I often tell my students that one of the most useful tools a writer can use is juxtaposition. It allows authors to show the real character of a person or organization simply by the act of placing it near something else. It’s hard not to think about juxtaposition when I consider the keynote speakers chosen by the Montana Republican and Montana Democratic parties for their signature events.
Who did the GOP pick? Michelle Bachmann, who hates veterans (at least she did, until she got caught):
If Rep. Michele Bachmann (R-Minn.) wanted to make a name for herself by proposing to cut funding for veterans health care and disability compensation, she has succeeded. "Such an ill-advised proposal is nothing short of heartless," according to Disabled American Veterans Washington Headquarters Executive Director David W. Gorman.
"It is unconscionable that while our nation is at war someone would even think of forcing our wounded warriors to sacrifice even more than they already have," Gorman said. "Their injuries and disabilities were the result of their service to the nation, and our nation must not shirk its responsibilities toward them. How do you tell a veteran who has lost a limb that he or she has not sacrificed enough? Yet Rep. Bachmann wants to do just that."

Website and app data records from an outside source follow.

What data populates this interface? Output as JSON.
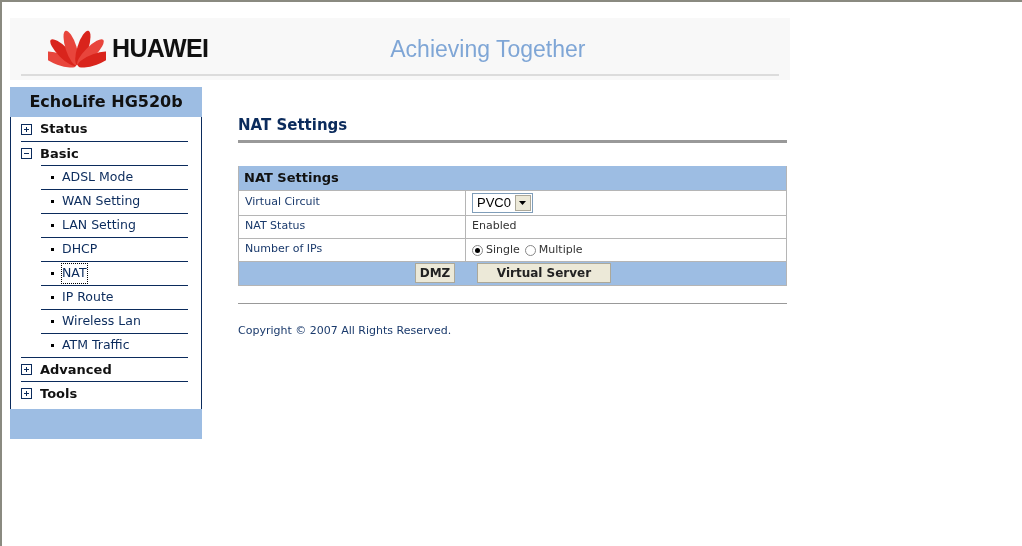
{
  "header": {
    "brand": "HUAWEI",
    "slogan": "Achieving Together"
  },
  "sidebar": {
    "title": "EchoLife HG520b",
    "items": [
      {
        "label": "Status",
        "expanded": false
      },
      {
        "label": "Basic",
        "expanded": true,
        "children": [
          {
            "label": "ADSL Mode",
            "selected": false
          },
          {
            "label": "WAN Setting",
            "selected": false
          },
          {
            "label": "LAN Setting",
            "selected": false
          },
          {
            "label": "DHCP",
            "selected": false
          },
          {
            "label": "NAT",
            "selected": true
          },
          {
            "label": "IP Route",
            "selected": false
          },
          {
            "label": "Wireless Lan",
            "selected": false
          },
          {
            "label": "ATM Traffic",
            "selected": false
          }
        ]
      },
      {
        "label": "Advanced",
        "expanded": false
      },
      {
        "label": "Tools",
        "expanded": false
      }
    ]
  },
  "page_title": "NAT Settings",
  "panel": {
    "title": "NAT Settings",
    "rows": [
      {
        "kind": "select",
        "label": "Virtual Circuit",
        "value": "PVC0"
      },
      {
        "kind": "text",
        "label": "NAT Status",
        "value": "Enabled"
      },
      {
        "kind": "radio",
        "label": "Number of IPs",
        "options": [
          {
            "label": "Single",
            "selected": true
          },
          {
            "label": "Multiple",
            "selected": false
          }
        ]
      }
    ],
    "buttons": [
      "DMZ",
      "Virtual Server"
    ]
  },
  "footer": "Copyright © 2007 All Rights Reserved."
}
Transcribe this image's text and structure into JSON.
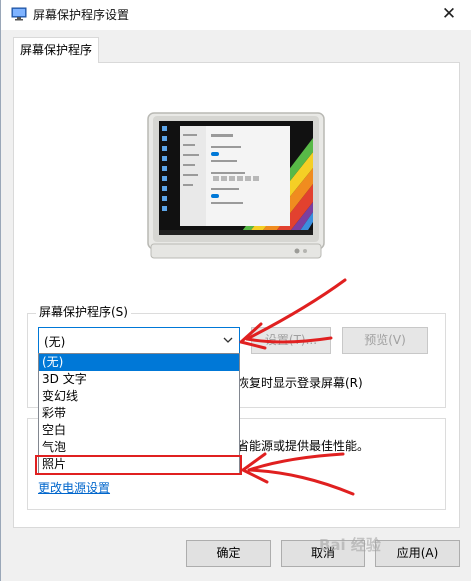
{
  "window": {
    "title": "屏幕保护程序设置",
    "close_glyph": "✕"
  },
  "tabs": [
    {
      "label": "屏幕保护程序"
    }
  ],
  "screensaver": {
    "group_label": "屏幕保护程序(S)",
    "selected": "(无)",
    "settings_label": "设置(T)...",
    "preview_label": "预览(V)",
    "resume_text": "恢复时显示登录屏幕(R)",
    "options": [
      "(无)",
      "3D 文字",
      "变幻线",
      "彩带",
      "空白",
      "气泡",
      "照片"
    ]
  },
  "power": {
    "text": "省能源或提供最佳性能。",
    "link": "更改电源设置"
  },
  "buttons": {
    "ok": "确定",
    "cancel": "取消",
    "apply": "应用(A)"
  },
  "watermark": "Bai 经验",
  "colors": {
    "accent": "#0078d7",
    "annotation": "#e02020",
    "link": "#0066cc"
  },
  "icons": {
    "app": "screensaver-monitor-icon",
    "dropdown": "chevron-down-icon"
  }
}
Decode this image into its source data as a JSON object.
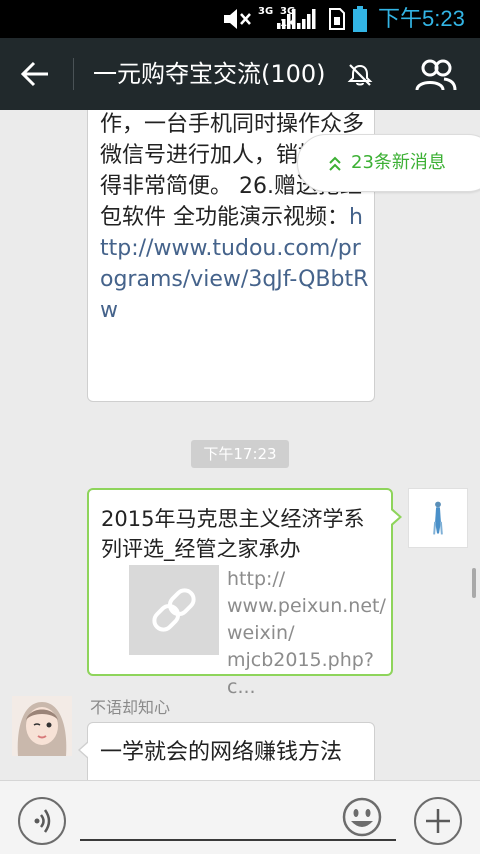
{
  "status_bar": {
    "time": "下午5:23",
    "net_1_top": "3G",
    "net_1_bottom": "",
    "net_2_top": "3G",
    "net_2_bottom": "1X",
    "icons": [
      "mute-icon",
      "signal-icon",
      "signal-icon",
      "sim-icon",
      "battery-icon"
    ]
  },
  "header": {
    "title": "一元购夺宝交流(100)",
    "icons": [
      "back-arrow-icon",
      "notifications-off-icon",
      "group-members-icon"
    ]
  },
  "new_messages_pill": {
    "label": "23条新消息",
    "icon": "double-chevron-up-icon",
    "accent_color": "#3cb034"
  },
  "messages": [
    {
      "type": "text",
      "text_before_link": "作，一台手机同时操作众多微信号进行加人，销推广变得非常简便。 26.赠送抢红包软件  全功能演示视频：",
      "link": "http://www.tudou.com/programs/view/3qJf-QBbtRw"
    },
    {
      "type": "timestamp",
      "text": "下午17:23"
    },
    {
      "type": "link_share",
      "title": "2015年马克思主义经济学系列评选_经管之家承办",
      "url": "http://\nwww.peixun.net/\nweixin/\nmjcb2015.php?c...",
      "thumb_icon": "link-icon",
      "border_color": "#8ed45b"
    },
    {
      "type": "text",
      "sender": "不语却知心",
      "text": "一学就会的网络赚钱方法"
    }
  ],
  "input_bar": {
    "icons": [
      "voice-icon",
      "emoji-icon",
      "plus-icon"
    ]
  }
}
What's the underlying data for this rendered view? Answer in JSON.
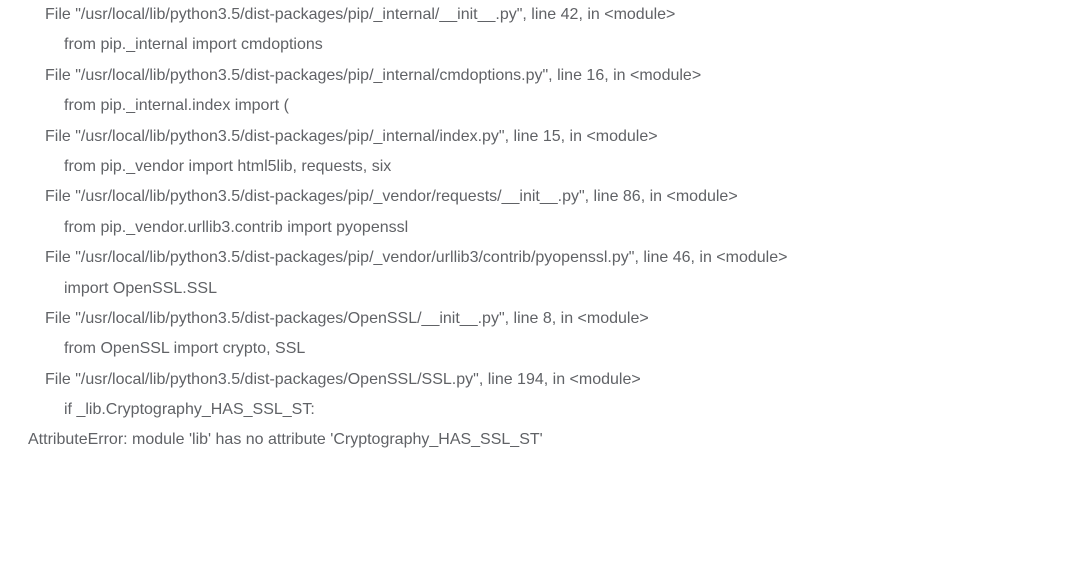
{
  "traceback": {
    "frames": [
      {
        "file": "File \"/usr/local/lib/python3.5/dist-packages/pip/_internal/__init__.py\", line 42, in <module>",
        "code": "from pip._internal import cmdoptions"
      },
      {
        "file": "File \"/usr/local/lib/python3.5/dist-packages/pip/_internal/cmdoptions.py\", line 16, in <module>",
        "code": "from pip._internal.index import ("
      },
      {
        "file": "File \"/usr/local/lib/python3.5/dist-packages/pip/_internal/index.py\", line 15, in <module>",
        "code": "from pip._vendor import html5lib, requests, six"
      },
      {
        "file": "File \"/usr/local/lib/python3.5/dist-packages/pip/_vendor/requests/__init__.py\", line 86, in <module>",
        "code": "from pip._vendor.urllib3.contrib import pyopenssl"
      },
      {
        "file": "File \"/usr/local/lib/python3.5/dist-packages/pip/_vendor/urllib3/contrib/pyopenssl.py\", line 46, in <module>",
        "code": "import OpenSSL.SSL"
      },
      {
        "file": "File \"/usr/local/lib/python3.5/dist-packages/OpenSSL/__init__.py\", line 8, in <module>",
        "code": "from OpenSSL import crypto, SSL"
      },
      {
        "file": "File \"/usr/local/lib/python3.5/dist-packages/OpenSSL/SSL.py\", line 194, in <module>",
        "code": "if _lib.Cryptography_HAS_SSL_ST:"
      }
    ],
    "error": "AttributeError: module 'lib' has no attribute 'Cryptography_HAS_SSL_ST'"
  }
}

Who did the Democrats select? Tammy Duckworth.
Duckworth has dedicated her life to public service and defending veterans rights since serving as a Blackhawk combat helicopter pilot in Iraq, where she was wounded in action during a rocket attack. She lost both of her legs and partial use of one arm. She was awarded the Purple Heart, the Air Medal and the Combat Action Badge.
Since her recovery, Duckworth served as the director of the Illinois Department of Veterans Affairs and testified several times before Congress on medical care and employment issues for veterans. In 2007 she received the Hubert H. Humphrey Civil Rights Award and was named the 2008 Disabled Veteran of the Year by the Disabled American Veterans.
It’s that kind of symbolism that reveals the deep divide between the two parties. One defines its patriotism with flags on their lapels, the other defines its by staying committed to the promises our nation has made to its soldiers. That’s why Representative Rehberg talks about supporting veterans but doesn’t serve their interests.